13 February 2013
Building new prisons is a leading priority of Dt Attallah Abu Elsebah, newly-appointed Minister for Justice in Gaza.
In an interview last week, Dr Abu Elsebah highlighted the problems facing his Ministry, including a lack of buildings, a lack of judges, lack of capacity to cope with more prisoners, and the obstacles to addressing these difficulties presented by the ongoing siege of Gaza.
“Unfortunately because of Israeli attacks on correctional facilities, such as last November on the Saraya complex which held a lot of prisoners, we have little capacity for additional prisoners, and we cannot build because of the crippling siege, and because there are few funds for this type of project, so we are facing a huge problem,” he said.
Later in the week, he was tragically proved correct. Mahrous Fathi Nassar, 37, who was being held in a Gaza police detention centre, died of meningitis on 08 February after being transferred to Al Shifa hospital.
Overcrowded living conditions is a factor that puts people at higher risk of developing meningococcal disease, as it is spread by coughing and sneezing and requires close and continued contact. Such are the conditions Gaza prisoners increasingly find themselves in – and it is not the fault of the government.
Ongoing Israeli offensives targeting Gaza security facilities, and the Israeli siege which prevents the entry of building materials to reconstruct damaged and destroyed correctional facilities in Gaza, contribute directly to creating the conditions responsible for deaths such as that of Mahrous Fathi Nassar.
The Gaza government is not sitting on its hands.
“With all of the support and prayers from Arab countries and from Islamic communities around the world, for sure Gaza will rise again – we will undertake an extensive building programme which will include these projects, under the supervision of the justice and police departments,” the new Minister of Justice concluded.
Some facts about meningitis
• Up to 15 percent of people carry the bacteria that cause meningococcal disease in their nose and throat without being sick. It is not yet fully understood why in some people these bacteria go on to cause disease.

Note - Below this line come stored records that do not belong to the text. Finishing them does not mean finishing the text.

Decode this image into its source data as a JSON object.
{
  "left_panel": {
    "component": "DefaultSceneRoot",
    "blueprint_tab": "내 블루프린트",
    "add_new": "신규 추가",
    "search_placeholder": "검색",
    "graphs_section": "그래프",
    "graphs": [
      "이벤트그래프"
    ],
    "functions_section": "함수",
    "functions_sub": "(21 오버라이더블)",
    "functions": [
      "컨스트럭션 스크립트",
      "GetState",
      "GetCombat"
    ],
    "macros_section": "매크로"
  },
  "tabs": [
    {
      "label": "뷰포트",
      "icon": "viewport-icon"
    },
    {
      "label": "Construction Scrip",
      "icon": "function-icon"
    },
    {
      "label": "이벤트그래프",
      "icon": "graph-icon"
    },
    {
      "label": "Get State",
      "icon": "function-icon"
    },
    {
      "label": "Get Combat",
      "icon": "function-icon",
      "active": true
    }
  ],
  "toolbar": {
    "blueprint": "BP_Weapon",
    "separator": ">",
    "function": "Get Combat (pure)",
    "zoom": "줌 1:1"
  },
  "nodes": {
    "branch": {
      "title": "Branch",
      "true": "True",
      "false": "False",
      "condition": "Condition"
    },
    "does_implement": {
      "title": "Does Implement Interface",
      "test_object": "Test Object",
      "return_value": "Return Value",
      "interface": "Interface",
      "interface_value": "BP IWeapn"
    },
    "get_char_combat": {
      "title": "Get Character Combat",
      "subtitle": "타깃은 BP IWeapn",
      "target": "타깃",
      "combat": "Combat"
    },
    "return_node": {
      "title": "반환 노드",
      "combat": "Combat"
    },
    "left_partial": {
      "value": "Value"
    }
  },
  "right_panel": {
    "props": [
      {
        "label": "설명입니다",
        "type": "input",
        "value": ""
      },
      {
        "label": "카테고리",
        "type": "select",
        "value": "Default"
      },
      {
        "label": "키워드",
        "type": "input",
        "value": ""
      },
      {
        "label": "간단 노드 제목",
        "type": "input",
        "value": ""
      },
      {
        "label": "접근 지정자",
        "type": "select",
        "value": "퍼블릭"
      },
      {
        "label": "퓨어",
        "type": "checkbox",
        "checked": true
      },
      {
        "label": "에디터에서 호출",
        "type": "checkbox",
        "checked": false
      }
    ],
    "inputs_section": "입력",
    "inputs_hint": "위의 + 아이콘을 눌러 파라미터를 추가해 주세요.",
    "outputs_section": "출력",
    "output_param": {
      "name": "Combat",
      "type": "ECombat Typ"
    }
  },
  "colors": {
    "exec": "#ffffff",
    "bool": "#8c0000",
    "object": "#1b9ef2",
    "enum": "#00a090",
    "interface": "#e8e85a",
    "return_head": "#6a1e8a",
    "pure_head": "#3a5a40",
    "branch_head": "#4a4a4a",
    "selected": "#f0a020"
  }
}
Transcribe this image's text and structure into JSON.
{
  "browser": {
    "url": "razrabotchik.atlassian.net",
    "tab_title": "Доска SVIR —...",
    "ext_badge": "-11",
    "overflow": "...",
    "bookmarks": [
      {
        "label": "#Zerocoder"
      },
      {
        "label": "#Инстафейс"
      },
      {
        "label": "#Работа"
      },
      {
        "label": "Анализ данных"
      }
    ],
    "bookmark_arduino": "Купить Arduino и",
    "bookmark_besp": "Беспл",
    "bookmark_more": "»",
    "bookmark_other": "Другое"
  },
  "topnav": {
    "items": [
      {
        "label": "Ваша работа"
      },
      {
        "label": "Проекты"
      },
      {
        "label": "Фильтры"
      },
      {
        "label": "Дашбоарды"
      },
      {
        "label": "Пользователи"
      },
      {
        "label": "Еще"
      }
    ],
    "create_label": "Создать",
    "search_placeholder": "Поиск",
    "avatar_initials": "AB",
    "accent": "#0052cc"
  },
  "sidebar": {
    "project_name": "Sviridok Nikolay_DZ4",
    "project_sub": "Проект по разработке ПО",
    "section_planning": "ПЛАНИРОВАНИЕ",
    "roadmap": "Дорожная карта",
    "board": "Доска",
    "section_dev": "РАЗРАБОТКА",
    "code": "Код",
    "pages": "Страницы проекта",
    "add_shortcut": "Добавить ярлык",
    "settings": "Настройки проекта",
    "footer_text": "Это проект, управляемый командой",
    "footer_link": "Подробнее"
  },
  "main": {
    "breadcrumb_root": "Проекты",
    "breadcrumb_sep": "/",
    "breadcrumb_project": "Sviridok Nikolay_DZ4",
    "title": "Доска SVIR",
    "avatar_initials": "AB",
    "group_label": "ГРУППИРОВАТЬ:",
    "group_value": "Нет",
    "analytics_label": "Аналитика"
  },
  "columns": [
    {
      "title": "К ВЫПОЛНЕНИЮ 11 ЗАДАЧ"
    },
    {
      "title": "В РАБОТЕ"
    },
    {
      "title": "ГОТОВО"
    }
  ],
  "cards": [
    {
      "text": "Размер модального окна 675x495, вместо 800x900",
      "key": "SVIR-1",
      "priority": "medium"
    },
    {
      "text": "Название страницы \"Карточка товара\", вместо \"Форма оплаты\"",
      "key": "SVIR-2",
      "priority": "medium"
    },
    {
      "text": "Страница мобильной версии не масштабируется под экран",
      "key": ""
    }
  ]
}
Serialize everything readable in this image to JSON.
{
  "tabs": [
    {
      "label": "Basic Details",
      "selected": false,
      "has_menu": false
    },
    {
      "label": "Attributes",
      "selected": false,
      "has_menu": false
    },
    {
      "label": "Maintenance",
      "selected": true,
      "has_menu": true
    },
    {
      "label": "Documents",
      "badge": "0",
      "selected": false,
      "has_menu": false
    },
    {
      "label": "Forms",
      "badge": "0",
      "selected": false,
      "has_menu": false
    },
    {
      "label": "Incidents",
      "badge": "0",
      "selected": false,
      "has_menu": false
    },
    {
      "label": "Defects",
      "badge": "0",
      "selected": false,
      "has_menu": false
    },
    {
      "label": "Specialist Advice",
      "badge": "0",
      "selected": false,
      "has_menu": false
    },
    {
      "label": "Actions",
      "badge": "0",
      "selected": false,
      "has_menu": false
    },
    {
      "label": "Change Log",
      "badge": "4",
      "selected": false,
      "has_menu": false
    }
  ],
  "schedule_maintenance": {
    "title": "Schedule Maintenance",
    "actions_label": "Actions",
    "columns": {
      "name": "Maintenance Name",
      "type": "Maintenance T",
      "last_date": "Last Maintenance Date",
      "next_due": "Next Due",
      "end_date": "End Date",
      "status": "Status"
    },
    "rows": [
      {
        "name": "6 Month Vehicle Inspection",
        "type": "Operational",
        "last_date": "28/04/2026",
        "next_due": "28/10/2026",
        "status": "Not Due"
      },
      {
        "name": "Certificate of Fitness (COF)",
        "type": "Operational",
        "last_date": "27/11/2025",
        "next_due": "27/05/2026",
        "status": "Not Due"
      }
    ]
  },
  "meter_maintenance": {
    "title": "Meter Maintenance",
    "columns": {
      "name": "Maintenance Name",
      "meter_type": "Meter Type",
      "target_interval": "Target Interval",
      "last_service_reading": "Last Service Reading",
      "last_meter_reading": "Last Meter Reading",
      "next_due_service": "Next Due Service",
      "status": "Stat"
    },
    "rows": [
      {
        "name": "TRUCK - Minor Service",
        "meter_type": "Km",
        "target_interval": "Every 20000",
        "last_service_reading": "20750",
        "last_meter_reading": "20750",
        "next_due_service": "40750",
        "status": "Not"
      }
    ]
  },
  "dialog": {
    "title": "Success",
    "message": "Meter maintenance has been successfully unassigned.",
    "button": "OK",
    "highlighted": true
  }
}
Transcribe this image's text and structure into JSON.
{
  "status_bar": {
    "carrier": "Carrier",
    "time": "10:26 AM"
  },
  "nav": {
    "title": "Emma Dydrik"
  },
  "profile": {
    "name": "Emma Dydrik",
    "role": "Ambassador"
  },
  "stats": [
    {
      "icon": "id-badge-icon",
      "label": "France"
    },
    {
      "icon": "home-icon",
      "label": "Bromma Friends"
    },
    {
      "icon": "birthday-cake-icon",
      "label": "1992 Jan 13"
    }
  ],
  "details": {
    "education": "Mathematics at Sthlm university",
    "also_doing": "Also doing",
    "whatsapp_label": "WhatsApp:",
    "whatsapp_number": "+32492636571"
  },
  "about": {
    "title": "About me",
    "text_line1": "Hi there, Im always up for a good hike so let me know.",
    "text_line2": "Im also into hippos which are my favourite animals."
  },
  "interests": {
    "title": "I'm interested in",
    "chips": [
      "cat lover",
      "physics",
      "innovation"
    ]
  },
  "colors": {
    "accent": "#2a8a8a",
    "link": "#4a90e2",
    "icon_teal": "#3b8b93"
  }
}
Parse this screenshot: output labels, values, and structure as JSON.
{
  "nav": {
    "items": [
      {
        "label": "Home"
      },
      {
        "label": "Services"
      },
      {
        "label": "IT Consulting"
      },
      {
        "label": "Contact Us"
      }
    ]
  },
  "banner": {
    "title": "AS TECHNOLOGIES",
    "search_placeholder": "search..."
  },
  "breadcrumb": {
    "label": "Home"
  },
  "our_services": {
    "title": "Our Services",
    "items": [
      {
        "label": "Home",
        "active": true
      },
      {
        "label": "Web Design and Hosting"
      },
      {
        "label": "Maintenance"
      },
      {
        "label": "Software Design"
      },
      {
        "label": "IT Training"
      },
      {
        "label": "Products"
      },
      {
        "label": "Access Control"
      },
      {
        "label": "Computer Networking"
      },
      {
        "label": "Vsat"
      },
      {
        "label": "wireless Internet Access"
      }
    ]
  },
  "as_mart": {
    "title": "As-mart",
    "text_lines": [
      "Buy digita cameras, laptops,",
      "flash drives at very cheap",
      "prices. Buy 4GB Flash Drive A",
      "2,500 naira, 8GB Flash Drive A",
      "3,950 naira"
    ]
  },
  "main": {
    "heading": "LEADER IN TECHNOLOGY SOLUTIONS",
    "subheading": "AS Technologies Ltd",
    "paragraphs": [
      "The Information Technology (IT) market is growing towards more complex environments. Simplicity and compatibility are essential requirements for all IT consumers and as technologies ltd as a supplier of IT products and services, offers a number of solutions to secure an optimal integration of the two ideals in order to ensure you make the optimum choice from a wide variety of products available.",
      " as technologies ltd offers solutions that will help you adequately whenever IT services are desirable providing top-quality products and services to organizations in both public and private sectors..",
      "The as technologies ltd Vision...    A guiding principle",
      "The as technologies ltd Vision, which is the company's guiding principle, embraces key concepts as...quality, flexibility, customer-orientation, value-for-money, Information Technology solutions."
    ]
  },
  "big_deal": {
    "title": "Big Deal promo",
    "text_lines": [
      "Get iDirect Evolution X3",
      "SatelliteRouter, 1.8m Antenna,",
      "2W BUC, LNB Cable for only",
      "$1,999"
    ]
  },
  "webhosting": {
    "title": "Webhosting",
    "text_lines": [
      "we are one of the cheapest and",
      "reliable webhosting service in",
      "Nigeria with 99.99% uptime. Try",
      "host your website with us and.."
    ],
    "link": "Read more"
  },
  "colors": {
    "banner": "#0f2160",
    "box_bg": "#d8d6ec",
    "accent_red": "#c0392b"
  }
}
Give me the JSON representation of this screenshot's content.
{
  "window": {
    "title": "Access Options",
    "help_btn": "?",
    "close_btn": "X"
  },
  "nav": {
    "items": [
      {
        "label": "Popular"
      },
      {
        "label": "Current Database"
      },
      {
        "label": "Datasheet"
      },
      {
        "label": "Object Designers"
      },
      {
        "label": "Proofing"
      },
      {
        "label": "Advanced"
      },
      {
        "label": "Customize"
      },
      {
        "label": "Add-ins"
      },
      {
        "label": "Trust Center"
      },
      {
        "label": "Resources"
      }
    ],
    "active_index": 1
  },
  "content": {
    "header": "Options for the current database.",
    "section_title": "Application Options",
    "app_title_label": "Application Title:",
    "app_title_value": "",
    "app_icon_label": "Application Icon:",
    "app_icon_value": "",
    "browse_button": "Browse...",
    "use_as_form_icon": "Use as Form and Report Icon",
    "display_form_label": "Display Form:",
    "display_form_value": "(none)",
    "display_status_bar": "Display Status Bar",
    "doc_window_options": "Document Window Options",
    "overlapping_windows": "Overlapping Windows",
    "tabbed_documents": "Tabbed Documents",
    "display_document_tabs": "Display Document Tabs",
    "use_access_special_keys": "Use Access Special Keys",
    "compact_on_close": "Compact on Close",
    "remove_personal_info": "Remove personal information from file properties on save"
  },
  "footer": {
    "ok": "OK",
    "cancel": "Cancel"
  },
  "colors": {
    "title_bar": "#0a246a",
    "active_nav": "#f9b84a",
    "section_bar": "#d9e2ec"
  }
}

• Sufferers often exhibit flu-like symptoms, such as headache, fever, joint pain, drowsiness or confusion. Additional symptoms that are suggestive of meningococcal infection are light sensitivity or a dislike of bright lights, stiff neck, vomiting, and the appearance of a rash.
• People infected with the bacteria can deteriorate very rapidly. For example, a 12-year-old girl died in New Zealand last September only two hours after breaking out in a rash. In 2011 13 people in NZ died from meningococcal disease.
Watch the interview here: